The state investigators said Noor has declined to be interviewed by them.

"It was Justine who called 911 on Saturday evening, reporting what she believed was an active sexual assault occurring nearby," her fiance, Don Damond, said at a news conference Monday. "Sadly, her family and I have been provided with almost no additional information from law enforcement regarding what happened after police arrived. We've lost the dearest of people, and we are desperate for information."

Noor "extends his condolences to the family and anyone else who has been touched by this event," his lawyer said in a statement released later. "He takes their loss seriously and keeps them in his daily thoughts and prayers."

The story of the shooting has reached far beyond Minnesota's borders, making its way into front-page headlines for Australian publications.

In The Daily Telegraph, a nationally distributed newspaper based in Ruszczyk's hometown Sydney, the incident was declared in bold black letters an " American Nightmare."

"To most Australians, the recent surge in police shootings across the US was obviously concerning but at the same time a remote issue, far from Australia's shores," the paper notes in its front-page story. "That view has changed now with the fatal shooting by police of Sydney woman Justine Ruszczyk Damond in the suburb of Fulton, Minneapolis."
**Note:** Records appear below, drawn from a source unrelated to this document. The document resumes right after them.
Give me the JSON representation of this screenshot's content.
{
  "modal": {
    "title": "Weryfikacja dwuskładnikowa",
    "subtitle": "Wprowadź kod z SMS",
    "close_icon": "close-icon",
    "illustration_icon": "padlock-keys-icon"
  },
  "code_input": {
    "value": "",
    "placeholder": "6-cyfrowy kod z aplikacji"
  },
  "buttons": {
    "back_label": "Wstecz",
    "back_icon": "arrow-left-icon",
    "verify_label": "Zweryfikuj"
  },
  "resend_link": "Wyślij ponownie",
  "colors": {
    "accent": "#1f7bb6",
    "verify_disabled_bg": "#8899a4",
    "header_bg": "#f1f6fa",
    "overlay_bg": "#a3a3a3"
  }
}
"I demand answers. If anybody can help, just call police and demand answers," said her stepson, Zach, according to the paper. "I'm so done with all this violence. America sucks."

The Australian, another national newspaper, also ran the story on its front page.
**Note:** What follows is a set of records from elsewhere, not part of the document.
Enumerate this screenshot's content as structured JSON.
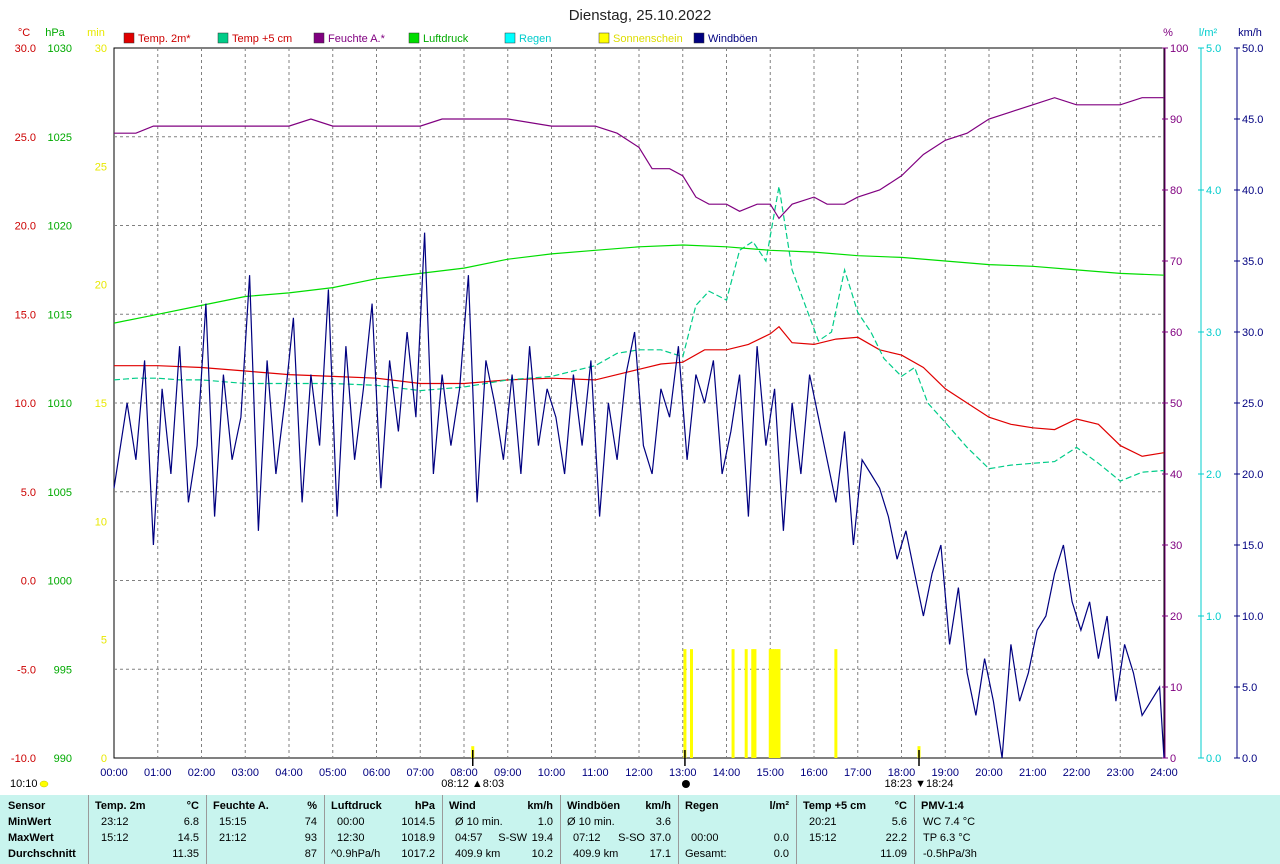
{
  "chart_data": {
    "type": "line",
    "title": "Dienstag, 25.10.2022",
    "x_ticks": [
      "00:00",
      "01:00",
      "02:00",
      "03:00",
      "04:00",
      "05:00",
      "06:00",
      "07:00",
      "08:00",
      "09:00",
      "10:00",
      "11:00",
      "12:00",
      "13:00",
      "14:00",
      "15:00",
      "16:00",
      "17:00",
      "18:00",
      "19:00",
      "20:00",
      "21:00",
      "22:00",
      "23:00",
      "24:00"
    ],
    "xlim": [
      0,
      24
    ],
    "axes": {
      "temp": {
        "unit": "°C",
        "ylim": [
          -10,
          30
        ],
        "ticks": [
          "-10.0",
          "-5.0",
          "0.0",
          "5.0",
          "10.0",
          "15.0",
          "20.0",
          "25.0",
          "30.0"
        ],
        "color": "#cc0000"
      },
      "pressure": {
        "unit": "hPa",
        "ylim": [
          990,
          1030
        ],
        "ticks": [
          "990",
          "995",
          "1000",
          "1005",
          "1010",
          "1015",
          "1020",
          "1025",
          "1030"
        ],
        "color": "#00aa00"
      },
      "sunshine": {
        "unit": "min",
        "ylim": [
          0,
          30
        ],
        "ticks": [
          "0",
          "5",
          "10",
          "15",
          "20",
          "25",
          "30"
        ],
        "color": "#e8e800"
      },
      "humidity": {
        "unit": "%",
        "ylim": [
          0,
          100
        ],
        "ticks": [
          "0",
          "10",
          "20",
          "30",
          "40",
          "50",
          "60",
          "70",
          "80",
          "90",
          "100"
        ],
        "color": "#800080"
      },
      "rain": {
        "unit": "l/m²",
        "ylim": [
          0,
          5
        ],
        "ticks": [
          "0.0",
          "1.0",
          "2.0",
          "3.0",
          "4.0",
          "5.0"
        ],
        "color": "#00cccc"
      },
      "wind": {
        "unit": "km/h",
        "ylim": [
          0,
          50
        ],
        "ticks": [
          "0.0",
          "5.0",
          "10.0",
          "15.0",
          "20.0",
          "25.0",
          "30.0",
          "35.0",
          "40.0",
          "45.0",
          "50.0"
        ],
        "color": "#000080"
      }
    },
    "legend": [
      {
        "name": "Temp. 2m*",
        "color": "#e00000",
        "text_color": "#cc0000"
      },
      {
        "name": "Temp +5 cm",
        "color": "#00cc88",
        "text_color": "#cc0000"
      },
      {
        "name": "Feuchte A.*",
        "color": "#800080",
        "text_color": "#800080"
      },
      {
        "name": "Luftdruck",
        "color": "#00dd00",
        "text_color": "#00aa00"
      },
      {
        "name": "Regen",
        "color": "#00ffff",
        "text_color": "#00cccc"
      },
      {
        "name": "Sonnenschein",
        "color": "#ffff00",
        "text_color": "#dddd00"
      },
      {
        "name": "Windböen",
        "color": "#000080",
        "text_color": "#000080"
      }
    ],
    "series": [
      {
        "name": "Temp. 2m*",
        "axis": "temp",
        "color": "#e00000",
        "x": [
          0,
          1,
          2,
          3,
          4,
          5,
          6,
          7,
          8,
          9,
          10,
          11,
          12,
          12.5,
          13,
          13.5,
          14,
          14.5,
          15,
          15.2,
          15.5,
          16,
          16.5,
          17,
          17.5,
          18,
          18.5,
          19,
          19.5,
          20,
          20.5,
          21,
          21.5,
          22,
          22.5,
          23,
          23.5,
          24
        ],
        "y": [
          12.1,
          12.1,
          12.0,
          11.8,
          11.6,
          11.5,
          11.4,
          11.1,
          11.1,
          11.3,
          11.4,
          11.3,
          11.9,
          12.2,
          12.3,
          13.0,
          13.0,
          13.3,
          13.9,
          14.3,
          13.4,
          13.3,
          13.6,
          13.7,
          13.0,
          12.7,
          12.0,
          10.8,
          10.0,
          9.2,
          8.8,
          8.6,
          8.5,
          9.1,
          8.8,
          7.6,
          7.0,
          7.2
        ]
      },
      {
        "name": "Temp +5 cm",
        "axis": "temp",
        "color": "#00cc88",
        "x": [
          0,
          0.5,
          1,
          1.5,
          2,
          2.5,
          3,
          4,
          5,
          6,
          7,
          8,
          9,
          10,
          10.5,
          11,
          11.5,
          12,
          12.5,
          13,
          13.3,
          13.6,
          14,
          14.3,
          14.6,
          14.9,
          15.2,
          15.5,
          15.8,
          16.1,
          16.4,
          16.7,
          17,
          17.3,
          17.6,
          18,
          18.3,
          18.6,
          19,
          19.5,
          20,
          20.5,
          21,
          21.5,
          22,
          22.5,
          23,
          23.5,
          24
        ],
        "y": [
          11.3,
          11.4,
          11.4,
          11.3,
          11.3,
          11.2,
          11.1,
          11.1,
          11.1,
          11.0,
          10.7,
          10.9,
          11.3,
          11.5,
          11.8,
          12.1,
          12.8,
          13.0,
          13.0,
          12.6,
          15.5,
          16.3,
          15.8,
          18.6,
          19.1,
          18.0,
          22.2,
          17.5,
          15.5,
          13.5,
          14.0,
          17.5,
          15.1,
          14.0,
          12.5,
          11.5,
          12.0,
          10.0,
          8.9,
          7.5,
          6.3,
          6.5,
          6.6,
          6.7,
          7.5,
          6.6,
          5.6,
          6.1,
          6.2
        ]
      },
      {
        "name": "Feuchte A.*",
        "axis": "humidity",
        "color": "#800080",
        "x": [
          0,
          0.5,
          0.9,
          1.5,
          2,
          3,
          4,
          4.5,
          5,
          6,
          7,
          7.5,
          8,
          9,
          10,
          10.5,
          11,
          11.5,
          12,
          12.3,
          12.7,
          13,
          13.3,
          13.6,
          14,
          14.3,
          14.7,
          15,
          15.2,
          15.5,
          16,
          16.3,
          16.7,
          17,
          17.5,
          18,
          18.5,
          19,
          19.5,
          20,
          20.5,
          21,
          21.5,
          22,
          22.5,
          23,
          23.5,
          24
        ],
        "y": [
          88,
          88,
          89,
          89,
          89,
          89,
          89,
          90,
          89,
          89,
          89,
          90,
          90,
          90,
          89,
          89,
          89,
          88,
          86,
          83,
          83,
          82,
          79,
          78,
          78,
          77,
          78,
          78,
          76,
          78,
          79,
          78,
          78,
          79,
          80,
          82,
          85,
          87,
          88,
          90,
          91,
          92,
          93,
          92,
          92,
          92,
          93,
          93
        ]
      },
      {
        "name": "Luftdruck",
        "axis": "pressure",
        "color": "#00dd00",
        "x": [
          0,
          1,
          2,
          3,
          4,
          5,
          6,
          7,
          8,
          9,
          10,
          11,
          12,
          13,
          14,
          15,
          16,
          17,
          18,
          19,
          20,
          21,
          22,
          23,
          24
        ],
        "y": [
          1014.5,
          1015.0,
          1015.5,
          1016.0,
          1016.2,
          1016.5,
          1017.0,
          1017.3,
          1017.6,
          1018.1,
          1018.4,
          1018.6,
          1018.8,
          1018.9,
          1018.8,
          1018.6,
          1018.5,
          1018.3,
          1018.2,
          1018.0,
          1017.8,
          1017.7,
          1017.5,
          1017.3,
          1017.2
        ]
      },
      {
        "name": "Windböen",
        "axis": "wind",
        "color": "#000080",
        "x": [
          0,
          0.3,
          0.5,
          0.7,
          0.9,
          1.1,
          1.3,
          1.5,
          1.7,
          1.9,
          2.1,
          2.3,
          2.5,
          2.7,
          2.9,
          3.1,
          3.3,
          3.5,
          3.7,
          3.9,
          4.1,
          4.3,
          4.5,
          4.7,
          4.9,
          5.1,
          5.3,
          5.5,
          5.7,
          5.9,
          6.1,
          6.3,
          6.5,
          6.7,
          6.9,
          7.1,
          7.3,
          7.5,
          7.7,
          7.9,
          8.1,
          8.3,
          8.5,
          8.7,
          8.9,
          9.1,
          9.3,
          9.5,
          9.7,
          9.9,
          10.1,
          10.3,
          10.5,
          10.7,
          10.9,
          11.1,
          11.3,
          11.5,
          11.7,
          11.9,
          12.1,
          12.3,
          12.5,
          12.7,
          12.9,
          13.1,
          13.3,
          13.5,
          13.7,
          13.9,
          14.1,
          14.3,
          14.5,
          14.7,
          14.9,
          15.1,
          15.3,
          15.5,
          15.7,
          15.9,
          16.1,
          16.3,
          16.5,
          16.7,
          16.9,
          17.1,
          17.3,
          17.5,
          17.7,
          17.9,
          18.1,
          18.3,
          18.5,
          18.7,
          18.9,
          19.1,
          19.3,
          19.5,
          19.7,
          19.9,
          20.1,
          20.3,
          20.5,
          20.7,
          20.9,
          21.1,
          21.3,
          21.5,
          21.7,
          21.9,
          22.1,
          22.3,
          22.5,
          22.7,
          22.9,
          23.1,
          23.3,
          23.5,
          23.7,
          23.9,
          24
        ],
        "y": [
          19,
          25,
          21,
          28,
          15,
          26,
          20,
          29,
          18,
          22,
          32,
          17,
          27,
          21,
          24,
          34,
          16,
          28,
          20,
          25,
          31,
          18,
          27,
          22,
          33,
          17,
          29,
          21,
          26,
          32,
          19,
          28,
          23,
          30,
          24,
          37,
          20,
          27,
          22,
          26,
          34,
          18,
          28,
          25,
          21,
          27,
          20,
          29,
          22,
          26,
          24,
          20,
          27,
          22,
          28,
          17,
          25,
          21,
          27,
          30,
          22,
          20,
          26,
          24,
          29,
          21,
          27,
          25,
          28,
          20,
          23,
          27,
          17,
          29,
          22,
          26,
          16,
          25,
          20,
          27,
          24,
          21,
          18,
          23,
          15,
          21,
          20,
          19,
          17,
          14,
          16,
          13,
          10,
          13,
          15,
          8,
          12,
          6,
          3,
          7,
          4,
          0,
          8,
          4,
          6,
          9,
          10,
          13,
          15,
          11,
          9,
          11,
          7,
          10,
          4,
          8,
          6,
          3,
          4,
          5,
          0
        ]
      },
      {
        "name": "Sonnenschein",
        "axis": "sunshine",
        "color": "#ffff00",
        "type": "bar",
        "x": [
          8.2,
          13.05,
          13.2,
          14.15,
          14.45,
          14.6,
          14.65,
          15.0,
          15.05,
          15.1,
          15.15,
          15.2,
          16.5,
          18.4
        ],
        "y": [
          0.5,
          4.6,
          4.6,
          4.6,
          4.6,
          4.6,
          4.6,
          4.6,
          4.6,
          4.6,
          4.6,
          4.6,
          4.6,
          0.5
        ]
      }
    ],
    "markers": {
      "sunrise": {
        "label": "08:12 ▲8:03",
        "x": 8.2
      },
      "noon": {
        "x": 13.05
      },
      "sunset": {
        "label": "18:23 ▼18:24",
        "x": 18.4
      },
      "now": {
        "label": "10:10"
      }
    }
  },
  "stats": {
    "sensor": {
      "header": "Sensor",
      "rows": [
        "MinWert",
        "MaxWert",
        "Durchschnitt"
      ]
    },
    "temp2m": {
      "header": "Temp. 2m",
      "unit": "°C",
      "rows": [
        [
          "23:12",
          "6.8"
        ],
        [
          "15:12",
          "14.5"
        ],
        [
          "",
          "11.35"
        ]
      ]
    },
    "feuchte": {
      "header": "Feuchte A.",
      "unit": "%",
      "rows": [
        [
          "15:15",
          "74"
        ],
        [
          "21:12",
          "93"
        ],
        [
          "",
          "87"
        ]
      ]
    },
    "luftdruck": {
      "header": "Luftdruck",
      "unit": "hPa",
      "rows": [
        [
          "00:00",
          "1014.5"
        ],
        [
          "12:30",
          "1018.9"
        ],
        [
          "^0.9hPa/h",
          "1017.2"
        ]
      ]
    },
    "wind": {
      "header": "Wind",
      "unit": "km/h",
      "rows": [
        [
          "Ø 10 min.",
          "",
          "1.0"
        ],
        [
          "04:57",
          "S-SW",
          "19.4"
        ],
        [
          "409.9 km",
          "",
          "10.2"
        ]
      ]
    },
    "windboeen": {
      "header": "Windböen",
      "unit": "km/h",
      "rows": [
        [
          "Ø 10 min.",
          "",
          "3.6"
        ],
        [
          "07:12",
          "S-SO",
          "37.0"
        ],
        [
          "409.9 km",
          "",
          "17.1"
        ]
      ]
    },
    "regen": {
      "header": "Regen",
      "unit": "l/m²",
      "rows": [
        [
          "",
          "",
          ""
        ],
        [
          "00:00",
          "",
          "0.0"
        ],
        [
          "Gesamt:",
          "",
          "0.0"
        ]
      ],
      "row0": "0.0"
    },
    "temp5cm": {
      "header": "Temp +5 cm",
      "unit": "°C",
      "rows": [
        [
          "20:21",
          "5.6"
        ],
        [
          "15:12",
          "22.2"
        ],
        [
          "",
          "11.09"
        ]
      ]
    },
    "pmv": {
      "header": "PMV-1:4",
      "rows": [
        "WC 7.4 °C",
        "TP 6.3 °C",
        "-0.5hPa/3h"
      ]
    }
  }
}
The story has resonated in Australia partly because it feeds "into Australians' long-held fears about America's notorious culture of gun violence," according to The Associated Press.
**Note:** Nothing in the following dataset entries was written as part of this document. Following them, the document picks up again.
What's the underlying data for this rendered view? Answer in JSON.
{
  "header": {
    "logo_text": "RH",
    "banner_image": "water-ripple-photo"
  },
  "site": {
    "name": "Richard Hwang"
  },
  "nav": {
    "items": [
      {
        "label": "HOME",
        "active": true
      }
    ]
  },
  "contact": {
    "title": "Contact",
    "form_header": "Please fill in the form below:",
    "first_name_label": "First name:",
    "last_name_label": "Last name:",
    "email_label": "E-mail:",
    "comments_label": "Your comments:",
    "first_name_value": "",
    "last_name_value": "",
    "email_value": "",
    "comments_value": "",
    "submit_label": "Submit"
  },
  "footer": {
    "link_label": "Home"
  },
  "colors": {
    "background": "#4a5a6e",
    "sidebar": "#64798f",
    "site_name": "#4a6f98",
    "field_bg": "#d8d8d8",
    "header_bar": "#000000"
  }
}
Stuart Cohen, reporting for NPR in 2012, noted the likely origin of this difference in perspective: a 1996 shooting massacre in Tasmania, which left 35 people killed and led to sweeping changes to the country's gun laws.

"The new laws prohibited all automatic and semi-automatic weapons, and imposed strict licensing rules," Stuart reported. "Even paintball guns need a permit. There are also background checks and lengthy waiting periods for all purchases."

"We too value freedom," Tim Fischer, Australia's conservative deputy prime minister at the time of the Tasmania shooting, told Stuart. "But that's not the freedom to own machine guns in the main streets of the U.S. of A."

For now, though, focus in the U.S. has turned to the questions that remain unanswered — including why the two Minneapolis police officers didn't have their body cameras turned on during the shooting.

"We have few facts at this point," Minneapolis Mayor Betsy Hodges said at a news conference Sunday. "I want to know more. I call on the [Bureau of Criminal Apprehension] to share as much information with all of us as quickly as they can."

Copyright 2020 NPR. To see more, visit https://www.npr.org.

Corrected: July 17, 2017 at 11:00 PM CDT
A previous version of this story incorrectly gave Don Damond's last name as Diamond.
Colin Dwyer covers breaking news for NPR. He reports on a wide array of subjects — from politics in Latin America and the Middle East, to the latest developments in sports and scientific research.